▶ Task directions:
Each line of the listing below should be restated word for word.

Records for the exercise: Begin

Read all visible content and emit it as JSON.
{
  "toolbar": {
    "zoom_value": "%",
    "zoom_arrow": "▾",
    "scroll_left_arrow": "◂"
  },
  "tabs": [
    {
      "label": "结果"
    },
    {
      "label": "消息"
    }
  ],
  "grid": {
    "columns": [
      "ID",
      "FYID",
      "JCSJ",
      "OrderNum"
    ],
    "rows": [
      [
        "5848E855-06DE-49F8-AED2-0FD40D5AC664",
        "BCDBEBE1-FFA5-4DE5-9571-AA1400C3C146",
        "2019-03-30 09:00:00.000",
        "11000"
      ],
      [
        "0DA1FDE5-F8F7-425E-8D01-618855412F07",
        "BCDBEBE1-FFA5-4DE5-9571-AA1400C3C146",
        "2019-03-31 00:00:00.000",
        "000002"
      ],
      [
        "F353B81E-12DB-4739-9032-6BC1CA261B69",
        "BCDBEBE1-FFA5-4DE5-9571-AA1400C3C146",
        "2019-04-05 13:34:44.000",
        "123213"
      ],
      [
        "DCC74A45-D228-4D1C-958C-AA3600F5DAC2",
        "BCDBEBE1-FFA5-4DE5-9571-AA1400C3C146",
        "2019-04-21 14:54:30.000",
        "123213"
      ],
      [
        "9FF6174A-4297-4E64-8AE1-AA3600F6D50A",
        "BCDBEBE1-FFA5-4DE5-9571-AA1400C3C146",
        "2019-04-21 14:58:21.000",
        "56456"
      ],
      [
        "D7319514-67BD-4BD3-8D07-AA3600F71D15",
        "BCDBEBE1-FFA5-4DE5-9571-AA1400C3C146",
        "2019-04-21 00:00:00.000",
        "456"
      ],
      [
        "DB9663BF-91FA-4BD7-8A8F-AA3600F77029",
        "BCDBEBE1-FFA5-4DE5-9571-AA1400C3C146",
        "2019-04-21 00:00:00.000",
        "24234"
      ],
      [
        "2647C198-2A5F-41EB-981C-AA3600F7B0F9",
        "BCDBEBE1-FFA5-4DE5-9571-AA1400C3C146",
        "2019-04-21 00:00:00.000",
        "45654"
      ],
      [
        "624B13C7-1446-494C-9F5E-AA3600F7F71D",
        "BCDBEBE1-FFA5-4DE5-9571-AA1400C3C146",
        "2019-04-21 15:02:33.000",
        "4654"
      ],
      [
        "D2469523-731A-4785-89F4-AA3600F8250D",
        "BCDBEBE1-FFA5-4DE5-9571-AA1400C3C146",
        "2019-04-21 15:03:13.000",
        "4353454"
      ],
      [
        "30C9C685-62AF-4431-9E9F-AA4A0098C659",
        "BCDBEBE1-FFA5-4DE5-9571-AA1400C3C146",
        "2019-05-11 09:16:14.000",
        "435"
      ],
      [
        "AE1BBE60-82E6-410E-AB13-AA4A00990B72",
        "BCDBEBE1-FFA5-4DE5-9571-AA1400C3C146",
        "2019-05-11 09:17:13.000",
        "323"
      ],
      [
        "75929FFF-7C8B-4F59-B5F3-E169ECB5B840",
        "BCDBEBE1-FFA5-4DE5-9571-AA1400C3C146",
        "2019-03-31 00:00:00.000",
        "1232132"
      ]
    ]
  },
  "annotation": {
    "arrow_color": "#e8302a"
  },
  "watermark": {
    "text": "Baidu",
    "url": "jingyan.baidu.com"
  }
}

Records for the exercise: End

▶ Task answer:
Read all visible content and emit it as JSON.
{
  "toolbar": {
    "zoom_value": "%",
    "zoom_arrow": "▾",
    "scroll_left_arrow": "◂"
  },
  "tabs": [
    {
      "label": "结果"
    },
    {
      "label": "消息"
    }
  ],
  "grid": {
    "columns": [
      "ID",
      "FYID",
      "JCSJ",
      "OrderNum"
    ],
    "rows": [
      [
        "5848E855-06DE-49F8-AED2-0FD40D5AC664",
        "BCDBEBE1-FFA5-4DE5-9571-AA1400C3C146",
        "2019-03-30 09:00:00.000",
        "11000"
      ],
      [
        "0DA1FDE5-F8F7-425E-8D01-618855412F07",
        "BCDBEBE1-FFA5-4DE5-9571-AA1400C3C146",
        "2019-03-31 00:00:00.000",
        "000002"
      ],
      [
        "F353B81E-12DB-4739-9032-6BC1CA261B69",
        "BCDBEBE1-FFA5-4DE5-9571-AA1400C3C146",
        "2019-04-05 13:34:44.000",
        "123213"
      ],
      [
        "DCC74A45-D228-4D1C-958C-AA3600F5DAC2",
        "BCDBEBE1-FFA5-4DE5-9571-AA1400C3C146",
        "2019-04-21 14:54:30.000",
        "123213"
      ],
      [
        "9FF6174A-4297-4E64-8AE1-AA3600F6D50A",
        "BCDBEBE1-FFA5-4DE5-9571-AA1400C3C146",
        "2019-04-21 14:58:21.000",
        "56456"
      ],
      [
        "D7319514-67BD-4BD3-8D07-AA3600F71D15",
        "BCDBEBE1-FFA5-4DE5-9571-AA1400C3C146",
        "2019-04-21 00:00:00.000",
        "456"
      ],
      [
        "DB9663BF-91FA-4BD7-8A8F-AA3600F77029",
        "BCDBEBE1-FFA5-4DE5-9571-AA1400C3C146",
        "2019-04-21 00:00:00.000",
        "24234"
      ],
      [
        "2647C198-2A5F-41EB-981C-AA3600F7B0F9",
        "BCDBEBE1-FFA5-4DE5-9571-AA1400C3C146",
        "2019-04-21 00:00:00.000",
        "45654"
      ],
      [
        "624B13C7-1446-494C-9F5E-AA3600F7F71D",
        "BCDBEBE1-FFA5-4DE5-9571-AA1400C3C146",
        "2019-04-21 15:02:33.000",
        "4654"
      ],
      [
        "D2469523-731A-4785-89F4-AA3600F8250D",
        "BCDBEBE1-FFA5-4DE5-9571-AA1400C3C146",
        "2019-04-21 15:03:13.000",
        "4353454"
      ],
      [
        "30C9C685-62AF-4431-9E9F-AA4A0098C659",
        "BCDBEBE1-FFA5-4DE5-9571-AA1400C3C146",
        "2019-05-11 09:16:14.000",
        "435"
      ],
      [
        "AE1BBE60-82E6-410E-AB13-AA4A00990B72",
        "BCDBEBE1-FFA5-4DE5-9571-AA1400C3C146",
        "2019-05-11 09:17:13.000",
        "323"
      ],
      [
        "75929FFF-7C8B-4F59-B5F3-E169ECB5B840",
        "BCDBEBE1-FFA5-4DE5-9571-AA1400C3C146",
        "2019-03-31 00:00:00.000",
        "1232132"
      ]
    ]
  },
  "annotation": {
    "arrow_color": "#e8302a"
  },
  "watermark": {
    "text": "Baidu",
    "url": "jingyan.baidu.com"
  }
}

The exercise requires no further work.